2010 Franklin medal and prize

Professor Thomas Duke

University College London

For the application of physical principles to the development of elegant molecular sorting devices, for providing new insights into the organising principles of cells and for his primary contributions to a new generation of theories of how the inner ear works.

Professor Thomas Duke first worked on DNA separation technology, providing a theoretical elucidation of the microscopic dynamics underlying the capillary electrophoresis methods. The work has enabled high-throughput DNA sequencing and the pulsed field gel electrophoresis techniques used in DNA fingerprinting. He pioneered the development of microfluidic separation methods, demonstrating that they could analyse DNA in seconds rather than hours, and introduced the concept of continuous lateral separation in asymmetric arrays of microfabricated pillars. The ideas are now being developed to sort blood cells, viruses and nanoparticles. Duke's research on the physical basis of cellular processes has focussed on sensory and motor systems. 

He has shown how the molecular structure of the myosin protein is designed to permit many molecules to work together efficiently to drive muscle contraction. His work on the clustering of membrane receptors, showing that neighbouring receptors can significantly enhance a cell's internal response to extracellular signals, has been very influential. The theory was initially developed to explain the remarkable chemosensory ability of bacteria, but has since found applications in a wide range of receptor systems. 

Duke has also shown that the propagation of allosteric states in multiprotein complexes can account for the stochastic switching of the bacterial rotary motor. Duke was one of the proponents of the concept of 'self-tuned criticality', which posits that sensory systems achieve the combination of high sensitivity and wide dynamic range by being poised at the onset of an instability.

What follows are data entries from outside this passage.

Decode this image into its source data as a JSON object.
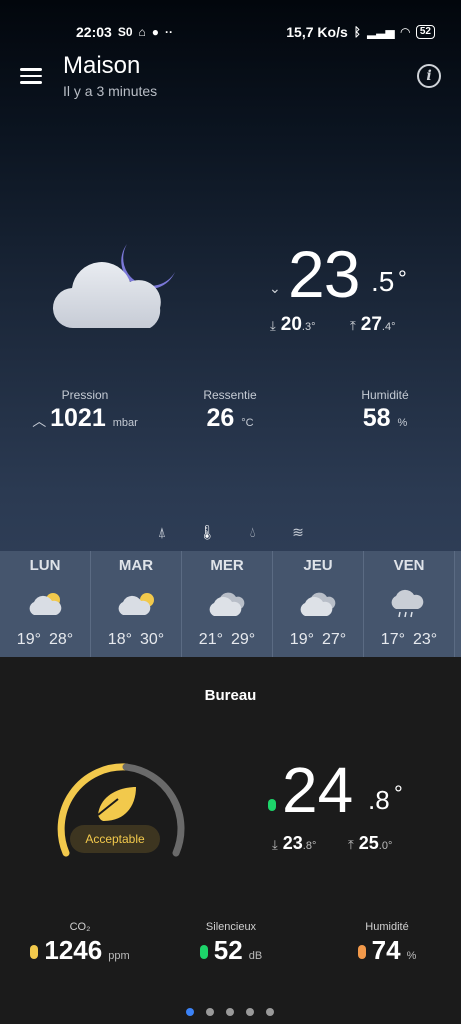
{
  "status_bar": {
    "time": "22:03",
    "left_icons": [
      "so-icon",
      "home-icon",
      "record-icon",
      "more-dots-icon"
    ],
    "speed": "15,7 Ko/s",
    "battery": "52"
  },
  "header": {
    "title": "Maison",
    "subtitle": "Il y a 3 minutes"
  },
  "current": {
    "temp_int": "23",
    "temp_dec": ".5",
    "temp_unit": "°",
    "min_int": "20",
    "min_dec": ".3",
    "max_int": "27",
    "max_dec": ".4",
    "deg": "°"
  },
  "metrics": {
    "pressure_label": "Pression",
    "pressure_value": "1021",
    "pressure_unit": "mbar",
    "feel_label": "Ressentie",
    "feel_value": "26",
    "feel_unit": "°C",
    "humidity_label": "Humidité",
    "humidity_value": "58",
    "humidity_unit": "%"
  },
  "forecast": [
    {
      "day": "LUN",
      "min": "19°",
      "max": "28°",
      "icon": "sun-cloud-icon"
    },
    {
      "day": "MAR",
      "min": "18°",
      "max": "30°",
      "icon": "sun-cloud-icon"
    },
    {
      "day": "MER",
      "min": "21°",
      "max": "29°",
      "icon": "cloudy-icon"
    },
    {
      "day": "JEU",
      "min": "19°",
      "max": "27°",
      "icon": "cloudy-icon"
    },
    {
      "day": "VEN",
      "min": "17°",
      "max": "23°",
      "icon": "rain-icon"
    }
  ],
  "room": {
    "title": "Bureau",
    "quality": "Acceptable",
    "temp_int": "24",
    "temp_dec": ".8",
    "temp_unit": "°",
    "min_int": "23",
    "min_dec": ".8",
    "max_int": "25",
    "max_dec": ".0",
    "deg": "°",
    "co2_label": "CO₂",
    "co2_value": "1246",
    "co2_unit": "ppm",
    "noise_label": "Silencieux",
    "noise_value": "52",
    "noise_unit": "dB",
    "hum_label": "Humidité",
    "hum_value": "74",
    "hum_unit": "%"
  },
  "colors": {
    "accent_yellow": "#f2c94c",
    "green": "#1dd46a",
    "orange": "#f2994a",
    "pager_active": "#3b82f6"
  }
}
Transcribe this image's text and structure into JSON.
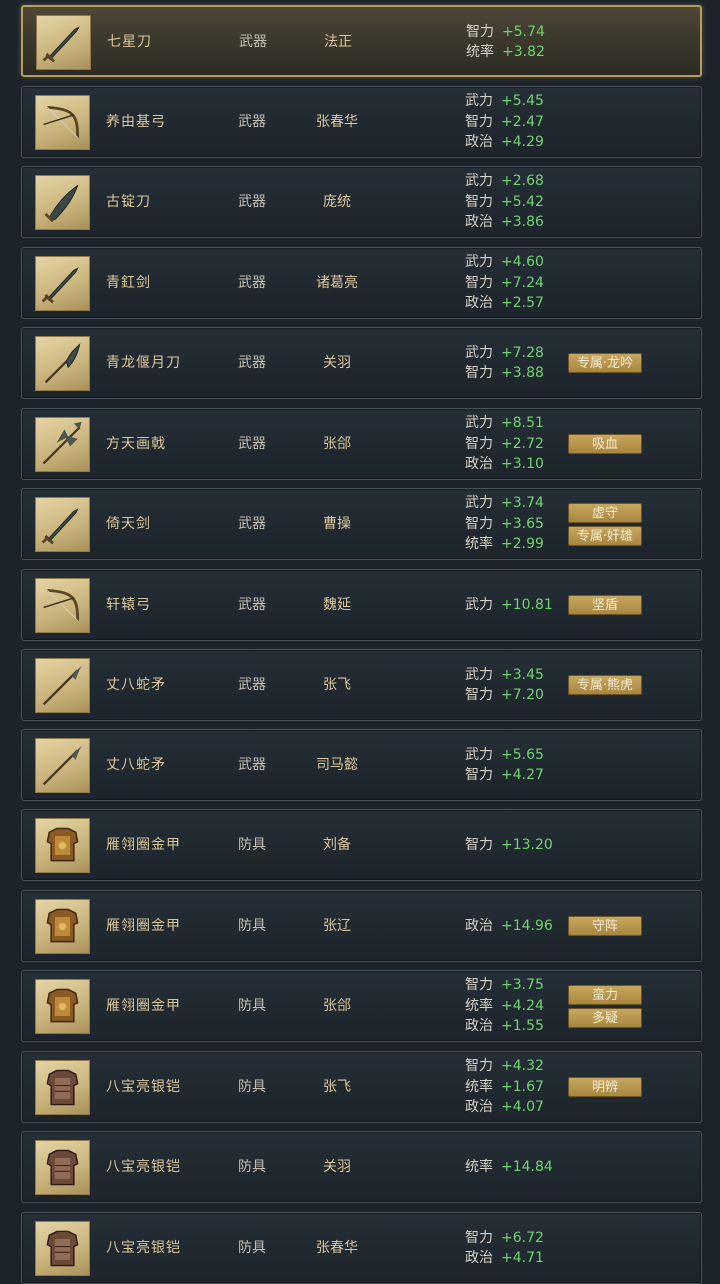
{
  "colors": {
    "accent": "#dcc79a",
    "stat_value": "#6fd46f",
    "skill_bg": "#b8964e"
  },
  "rows": [
    {
      "name": "七星刀",
      "type": "武器",
      "general": "法正",
      "icon": "sword-icon",
      "stats": [
        {
          "k": "智力",
          "v": "+5.74"
        },
        {
          "k": "统率",
          "v": "+3.82"
        }
      ],
      "skills": [],
      "selected": true
    },
    {
      "name": "养由基弓",
      "type": "武器",
      "general": "张春华",
      "icon": "bow-icon",
      "stats": [
        {
          "k": "武力",
          "v": "+5.45"
        },
        {
          "k": "智力",
          "v": "+2.47"
        },
        {
          "k": "政治",
          "v": "+4.29"
        }
      ],
      "skills": []
    },
    {
      "name": "古锭刀",
      "type": "武器",
      "general": "庞统",
      "icon": "blade-icon",
      "stats": [
        {
          "k": "武力",
          "v": "+2.68"
        },
        {
          "k": "智力",
          "v": "+5.42"
        },
        {
          "k": "政治",
          "v": "+3.86"
        }
      ],
      "skills": []
    },
    {
      "name": "青釭剑",
      "type": "武器",
      "general": "诸葛亮",
      "icon": "sword-icon",
      "stats": [
        {
          "k": "武力",
          "v": "+4.60"
        },
        {
          "k": "智力",
          "v": "+7.24"
        },
        {
          "k": "政治",
          "v": "+2.57"
        }
      ],
      "skills": []
    },
    {
      "name": "青龙偃月刀",
      "type": "武器",
      "general": "关羽",
      "icon": "glaive-icon",
      "stats": [
        {
          "k": "武力",
          "v": "+7.28"
        },
        {
          "k": "智力",
          "v": "+3.88"
        }
      ],
      "skills": [
        "专属·龙吟"
      ]
    },
    {
      "name": "方天画戟",
      "type": "武器",
      "general": "张郃",
      "icon": "halberd-icon",
      "stats": [
        {
          "k": "武力",
          "v": "+8.51"
        },
        {
          "k": "智力",
          "v": "+2.72"
        },
        {
          "k": "政治",
          "v": "+3.10"
        }
      ],
      "skills": [
        "吸血"
      ]
    },
    {
      "name": "倚天剑",
      "type": "武器",
      "general": "曹操",
      "icon": "sword-icon",
      "stats": [
        {
          "k": "武力",
          "v": "+3.74"
        },
        {
          "k": "智力",
          "v": "+3.65"
        },
        {
          "k": "统率",
          "v": "+2.99"
        }
      ],
      "skills": [
        "虚守",
        "专属·奸雄"
      ]
    },
    {
      "name": "轩辕弓",
      "type": "武器",
      "general": "魏延",
      "icon": "bow-icon",
      "stats": [
        {
          "k": "武力",
          "v": "+10.81"
        }
      ],
      "skills": [
        "坚盾"
      ]
    },
    {
      "name": "丈八蛇矛",
      "type": "武器",
      "general": "张飞",
      "icon": "spear-icon",
      "stats": [
        {
          "k": "武力",
          "v": "+3.45"
        },
        {
          "k": "智力",
          "v": "+7.20"
        }
      ],
      "skills": [
        "专属·熊虎"
      ]
    },
    {
      "name": "丈八蛇矛",
      "type": "武器",
      "general": "司马懿",
      "icon": "spear-icon",
      "stats": [
        {
          "k": "武力",
          "v": "+5.65"
        },
        {
          "k": "智力",
          "v": "+4.27"
        }
      ],
      "skills": []
    },
    {
      "name": "雁翎圈金甲",
      "type": "防具",
      "general": "刘备",
      "icon": "gold-armor-icon",
      "stats": [
        {
          "k": "智力",
          "v": "+13.20"
        }
      ],
      "skills": []
    },
    {
      "name": "雁翎圈金甲",
      "type": "防具",
      "general": "张辽",
      "icon": "gold-armor-icon",
      "stats": [
        {
          "k": "政治",
          "v": "+14.96"
        }
      ],
      "skills": [
        "守阵"
      ]
    },
    {
      "name": "雁翎圈金甲",
      "type": "防具",
      "general": "张郃",
      "icon": "gold-armor-icon",
      "stats": [
        {
          "k": "智力",
          "v": "+3.75"
        },
        {
          "k": "统率",
          "v": "+4.24"
        },
        {
          "k": "政治",
          "v": "+1.55"
        }
      ],
      "skills": [
        "蛮力",
        "多疑"
      ]
    },
    {
      "name": "八宝亮银铠",
      "type": "防具",
      "general": "张飞",
      "icon": "silver-armor-icon",
      "stats": [
        {
          "k": "智力",
          "v": "+4.32"
        },
        {
          "k": "统率",
          "v": "+1.67"
        },
        {
          "k": "政治",
          "v": "+4.07"
        }
      ],
      "skills": [
        "明辨"
      ]
    },
    {
      "name": "八宝亮银铠",
      "type": "防具",
      "general": "关羽",
      "icon": "silver-armor-icon",
      "stats": [
        {
          "k": "统率",
          "v": "+14.84"
        }
      ],
      "skills": []
    },
    {
      "name": "八宝亮银铠",
      "type": "防具",
      "general": "张春华",
      "icon": "silver-armor-icon",
      "stats": [
        {
          "k": "智力",
          "v": "+6.72"
        },
        {
          "k": "政治",
          "v": "+4.71"
        }
      ],
      "skills": []
    }
  ]
}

This theory has been strikingly confirmed in the auditory system of lower vertebrates, where the sensory hair bundles have been found to oscillate spontaneously and respond to mechanical stimuli in a characteristic nonlinear fashion. 

While the extension of this theory to human hearing remains tentative, Duke has shown that it is consistent with the observed propagation of nonlinear waves within the cochlea that carry sound energy of different frequencies to different locations, and that it can provide an explanation of a wide range of psychophysical phenomena.